Red Scarf Girl

Red Scarf Girl
Historical Context
• “The story takes
place in Shanghai,
China, during the
onset of Chairman
Mao Ze-dong's
Cultural Revolution.”
• “By 1949 Mao established a
Communist state by
defeating the former ruling
party, the Nationalists. In
1966, when Ji-li's story
begins, Mao has just
imposed the Cultural
Revolution to cut people's
ties to pre-Communist
• “To lead this revolution he
enlisted help--mostly high
school and college students-to implement rules and to
eliminate everything that
suggested a bourgeois
• “Having only grown up
during the Communist state,
many young people had little
understanding of China's
pre-Communist past and
were aggressive about
enforcing these rules. These
factions of young people
became known as the Red
• “The Red Guard frequently
terrorized people they felt
were not good Communists,
and those under suspicion
often lost their positions or
their memberships in the
Communist Party. Many
others were sent to work
camps. Some were thrown
in jail or even killed.”
• At first, the heart of the revolution was land reform.
• “The ultimate goal was to increase economic
output so that China's industrialization could be
built on the profits made in agriculture.”
• “The first step, ‘land to the tiller,’ was to get land
into the hands of those who rented but did not own
it. This was a bloody phase because landlords,
whose lands were seized by local political leaders
without compensation, were attacked by local
peasants and often killed in struggle meetings.”
• Who in the book is a landlord?
From “The Mao Years” R. Keith Schoppa
The Cultural Revolution
• “Mao mobilized the people to carry out
government policies through mass political
• “In the first years of the regime, there were
campaigns against corruption and waste among
elites in party and government (Three-Anti
Campaign) and against corruption in business
and industry (Five-Anti Campaign).”
• “They were called ‘campaigns’ because people
were mobilized to campaign against the "evils"
that were specified by the party.”
From “The Mao Years” R. Keith Schoppa
The Cultural Revolution
• By 1966 there was internal strife in the
Communist Party and many policies were
• Mao recruited young people to engage in
“continual revolution” in order to maintain
control over his party and to draw attention
away from governmental failures.
• This time period is the focus of Red Scarf

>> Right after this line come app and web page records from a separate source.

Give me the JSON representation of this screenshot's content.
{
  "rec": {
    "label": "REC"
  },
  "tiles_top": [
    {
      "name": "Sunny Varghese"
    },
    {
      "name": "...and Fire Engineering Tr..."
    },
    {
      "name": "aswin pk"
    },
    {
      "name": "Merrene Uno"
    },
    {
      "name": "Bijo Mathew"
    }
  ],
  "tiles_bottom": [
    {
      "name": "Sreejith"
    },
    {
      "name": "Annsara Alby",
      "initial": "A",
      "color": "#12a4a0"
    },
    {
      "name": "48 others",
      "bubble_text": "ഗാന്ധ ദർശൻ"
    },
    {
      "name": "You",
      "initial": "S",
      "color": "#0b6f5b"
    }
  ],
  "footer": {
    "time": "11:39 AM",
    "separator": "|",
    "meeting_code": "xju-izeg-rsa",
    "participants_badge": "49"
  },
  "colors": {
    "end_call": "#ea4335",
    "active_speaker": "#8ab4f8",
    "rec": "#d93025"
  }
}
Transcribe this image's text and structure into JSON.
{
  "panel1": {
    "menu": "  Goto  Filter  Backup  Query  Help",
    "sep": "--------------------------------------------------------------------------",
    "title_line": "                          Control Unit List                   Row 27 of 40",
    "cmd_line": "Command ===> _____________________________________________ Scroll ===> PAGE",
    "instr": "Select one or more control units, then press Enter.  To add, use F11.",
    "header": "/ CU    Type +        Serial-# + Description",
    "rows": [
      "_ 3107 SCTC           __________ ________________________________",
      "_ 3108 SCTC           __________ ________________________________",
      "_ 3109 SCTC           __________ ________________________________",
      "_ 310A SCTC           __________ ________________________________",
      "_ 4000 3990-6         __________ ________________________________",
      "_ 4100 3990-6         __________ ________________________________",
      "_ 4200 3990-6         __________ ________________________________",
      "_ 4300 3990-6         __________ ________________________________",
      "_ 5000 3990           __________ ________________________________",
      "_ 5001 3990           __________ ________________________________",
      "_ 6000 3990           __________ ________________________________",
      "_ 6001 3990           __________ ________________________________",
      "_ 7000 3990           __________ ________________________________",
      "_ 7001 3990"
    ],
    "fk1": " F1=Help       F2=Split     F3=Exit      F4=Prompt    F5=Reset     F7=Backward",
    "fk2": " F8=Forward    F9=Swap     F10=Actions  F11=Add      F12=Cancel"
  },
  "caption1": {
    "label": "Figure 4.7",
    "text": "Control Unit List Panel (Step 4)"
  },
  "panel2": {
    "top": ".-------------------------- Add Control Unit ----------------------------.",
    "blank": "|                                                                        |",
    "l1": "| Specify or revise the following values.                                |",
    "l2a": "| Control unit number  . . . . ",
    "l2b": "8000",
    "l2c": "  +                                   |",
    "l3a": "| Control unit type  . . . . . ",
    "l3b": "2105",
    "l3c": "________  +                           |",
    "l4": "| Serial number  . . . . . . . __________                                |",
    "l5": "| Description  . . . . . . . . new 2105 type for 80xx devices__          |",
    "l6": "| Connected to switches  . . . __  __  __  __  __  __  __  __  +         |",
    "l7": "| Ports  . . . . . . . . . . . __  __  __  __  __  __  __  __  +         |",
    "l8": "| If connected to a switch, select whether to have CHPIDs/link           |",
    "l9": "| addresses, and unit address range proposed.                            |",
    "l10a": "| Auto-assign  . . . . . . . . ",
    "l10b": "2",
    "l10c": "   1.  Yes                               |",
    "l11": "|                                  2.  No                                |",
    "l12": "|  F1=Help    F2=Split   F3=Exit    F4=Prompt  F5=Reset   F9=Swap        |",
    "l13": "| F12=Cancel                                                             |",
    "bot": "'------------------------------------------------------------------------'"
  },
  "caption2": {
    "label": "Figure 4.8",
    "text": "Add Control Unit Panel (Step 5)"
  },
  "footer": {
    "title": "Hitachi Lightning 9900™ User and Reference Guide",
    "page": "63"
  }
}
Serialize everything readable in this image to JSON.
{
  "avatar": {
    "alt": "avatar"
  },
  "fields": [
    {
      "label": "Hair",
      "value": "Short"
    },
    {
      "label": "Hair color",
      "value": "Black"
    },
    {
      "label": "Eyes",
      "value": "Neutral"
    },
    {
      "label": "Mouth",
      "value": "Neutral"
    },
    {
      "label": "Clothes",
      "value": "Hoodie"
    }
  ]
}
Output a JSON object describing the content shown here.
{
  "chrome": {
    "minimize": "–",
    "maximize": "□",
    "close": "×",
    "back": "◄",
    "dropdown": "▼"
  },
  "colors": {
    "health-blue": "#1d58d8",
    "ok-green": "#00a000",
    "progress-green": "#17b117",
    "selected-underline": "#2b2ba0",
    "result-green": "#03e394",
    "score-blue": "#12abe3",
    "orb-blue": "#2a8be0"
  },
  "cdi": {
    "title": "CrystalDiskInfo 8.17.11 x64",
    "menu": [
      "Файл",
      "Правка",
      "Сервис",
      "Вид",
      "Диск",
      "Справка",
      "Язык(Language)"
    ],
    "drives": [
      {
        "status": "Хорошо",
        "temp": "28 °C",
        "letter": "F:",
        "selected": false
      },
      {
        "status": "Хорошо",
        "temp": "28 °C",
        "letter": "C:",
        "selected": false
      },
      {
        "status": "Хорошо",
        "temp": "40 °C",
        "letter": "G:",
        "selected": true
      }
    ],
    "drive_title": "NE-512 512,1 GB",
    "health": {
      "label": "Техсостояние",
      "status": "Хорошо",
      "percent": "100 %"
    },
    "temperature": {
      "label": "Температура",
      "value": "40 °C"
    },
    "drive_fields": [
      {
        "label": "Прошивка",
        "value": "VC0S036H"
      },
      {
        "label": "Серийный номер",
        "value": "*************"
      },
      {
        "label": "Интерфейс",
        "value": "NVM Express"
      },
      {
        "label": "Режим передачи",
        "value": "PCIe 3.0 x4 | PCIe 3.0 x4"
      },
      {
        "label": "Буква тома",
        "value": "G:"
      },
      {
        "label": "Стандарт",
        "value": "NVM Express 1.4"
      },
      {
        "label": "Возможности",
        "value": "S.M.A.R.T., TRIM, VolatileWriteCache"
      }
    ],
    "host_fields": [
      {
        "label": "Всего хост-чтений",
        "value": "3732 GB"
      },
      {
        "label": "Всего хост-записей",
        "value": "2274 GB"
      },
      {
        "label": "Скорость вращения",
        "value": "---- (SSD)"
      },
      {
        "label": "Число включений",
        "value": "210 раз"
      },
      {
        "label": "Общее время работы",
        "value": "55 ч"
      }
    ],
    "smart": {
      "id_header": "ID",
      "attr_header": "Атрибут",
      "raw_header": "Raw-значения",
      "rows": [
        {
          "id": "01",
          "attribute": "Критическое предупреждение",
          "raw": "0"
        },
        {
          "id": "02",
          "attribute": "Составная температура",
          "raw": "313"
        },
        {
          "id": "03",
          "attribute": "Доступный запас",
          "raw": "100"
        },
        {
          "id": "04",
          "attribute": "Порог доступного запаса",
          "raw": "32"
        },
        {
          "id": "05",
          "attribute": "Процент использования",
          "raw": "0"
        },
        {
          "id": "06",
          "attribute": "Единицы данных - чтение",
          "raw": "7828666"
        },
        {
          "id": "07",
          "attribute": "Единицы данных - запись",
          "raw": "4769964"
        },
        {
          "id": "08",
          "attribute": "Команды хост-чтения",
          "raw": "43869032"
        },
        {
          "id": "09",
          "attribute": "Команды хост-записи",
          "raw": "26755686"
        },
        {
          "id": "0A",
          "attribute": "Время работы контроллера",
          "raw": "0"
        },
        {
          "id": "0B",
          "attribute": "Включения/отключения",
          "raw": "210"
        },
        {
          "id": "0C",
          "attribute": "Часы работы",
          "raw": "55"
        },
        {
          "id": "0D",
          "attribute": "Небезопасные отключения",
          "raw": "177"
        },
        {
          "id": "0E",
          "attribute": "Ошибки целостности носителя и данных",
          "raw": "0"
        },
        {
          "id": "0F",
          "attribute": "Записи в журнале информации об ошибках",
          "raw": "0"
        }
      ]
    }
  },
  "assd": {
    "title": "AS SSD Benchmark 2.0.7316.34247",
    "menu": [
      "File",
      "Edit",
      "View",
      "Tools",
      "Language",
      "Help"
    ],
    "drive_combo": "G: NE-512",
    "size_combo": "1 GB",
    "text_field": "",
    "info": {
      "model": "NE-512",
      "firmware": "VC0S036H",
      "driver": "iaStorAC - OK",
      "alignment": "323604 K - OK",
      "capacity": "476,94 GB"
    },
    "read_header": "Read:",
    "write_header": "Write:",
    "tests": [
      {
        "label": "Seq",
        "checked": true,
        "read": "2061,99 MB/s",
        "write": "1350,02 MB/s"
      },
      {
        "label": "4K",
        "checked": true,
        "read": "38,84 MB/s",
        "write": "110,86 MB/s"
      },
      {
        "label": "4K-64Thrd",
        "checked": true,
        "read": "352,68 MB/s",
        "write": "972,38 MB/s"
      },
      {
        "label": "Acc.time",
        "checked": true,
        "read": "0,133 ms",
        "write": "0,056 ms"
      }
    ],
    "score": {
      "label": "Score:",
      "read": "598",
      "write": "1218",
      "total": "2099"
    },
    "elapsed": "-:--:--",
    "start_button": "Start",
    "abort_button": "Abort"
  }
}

• “Mao called on the young people in The Red
Guard to destroy the ‘four olds’: old ideas, habits,
customs, and culture. The years from 1966 to 1968
were a period of almost total anarchy in China.
Red Guards seized and humiliated - in some
cases, beat to death - anyone allegedly linked with
"feudal China." Many people committed suicide to
escape such humiliation and torture.”
From “The Mao Years” R. Keith Schoppa
The Cultural Revolution
• The Cultural Revolution was
meant to change people’s
values and beliefs.
• It was a systematic attack on
Chinese traditions, culture, and
beliefs (the olds), which people
were expected to replace with
new beliefs an values.
• This poster is titled “Destroy
Old World.”
Monsters and Demons
• 'Monsters and Demons' (牛鬼
蛇神 niugui sheshen) was the
term used to vilify specialists,
scholars, authorities and
'people who entrenched
themselves in ideological and
cultural positions' during the
Cultural Revolution.
Monsters and Demons
• Once people were 'dragged out' as 'evil spirits', they were
forced to wear caps, collars or placards identifying them as
such. Being 'cow monsters', they were imprisoned in what
was generally called a 'cowshed' (牛棚,niupeng). This did
not have to be a genuine stable; it could be a classroom,
storehouse, dark room or temple. In the absence of legal
procedures, the length of stay in the 'cowshed' could be ten
days or ten years.
Rules of Survival:
• During the Cultural
Revolution, China
printed an estimated 2.2
billion Mao Zedong
posters--three for every
citizen. Failing to display
Mao prominently could
brand you a
The Little Red Book
• Quotations from
Chairman Mao Zedong
was published in 1964.
• Every citizen was
(unofficially) required to
study and memorize
quotes from it to be
seen as a good citizen.
As you finish reading . . .
• What are the “rules of survival” depicted
in Red Scarf Girl?
• Why do you think Ji-li Jiang’s peers
behave the way they do?
• Why is she tempted to behave in similar
• What does the book tell us about
children as political agents?